:: WORK ITEM ::
In full and without deviation, write out the entries that follow.

START DATASET

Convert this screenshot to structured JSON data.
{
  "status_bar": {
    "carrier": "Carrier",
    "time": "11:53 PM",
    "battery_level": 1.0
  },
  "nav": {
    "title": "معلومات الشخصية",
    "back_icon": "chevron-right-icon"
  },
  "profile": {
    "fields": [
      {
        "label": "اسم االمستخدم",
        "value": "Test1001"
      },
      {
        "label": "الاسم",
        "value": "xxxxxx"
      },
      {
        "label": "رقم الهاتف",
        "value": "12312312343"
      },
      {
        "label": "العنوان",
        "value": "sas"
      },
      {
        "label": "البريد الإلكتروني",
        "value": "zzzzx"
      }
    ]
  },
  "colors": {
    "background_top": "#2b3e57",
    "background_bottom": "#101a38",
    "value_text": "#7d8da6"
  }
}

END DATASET

:: REPLY ::
Convert this screenshot to structured JSON data.
{
  "status_bar": {
    "carrier": "Carrier",
    "time": "11:53 PM",
    "battery_level": 1.0
  },
  "nav": {
    "title": "معلومات الشخصية",
    "back_icon": "chevron-right-icon"
  },
  "profile": {
    "fields": [
      {
        "label": "اسم االمستخدم",
        "value": "Test1001"
      },
      {
        "label": "الاسم",
        "value": "xxxxxx"
      },
      {
        "label": "رقم الهاتف",
        "value": "12312312343"
      },
      {
        "label": "العنوان",
        "value": "sas"
      },
      {
        "label": "البريد الإلكتروني",
        "value": "zzzzx"
      }
    ]
  },
  "colors": {
    "background_top": "#2b3e57",
    "background_bottom": "#101a38",
    "value_text": "#7d8da6"
  }
}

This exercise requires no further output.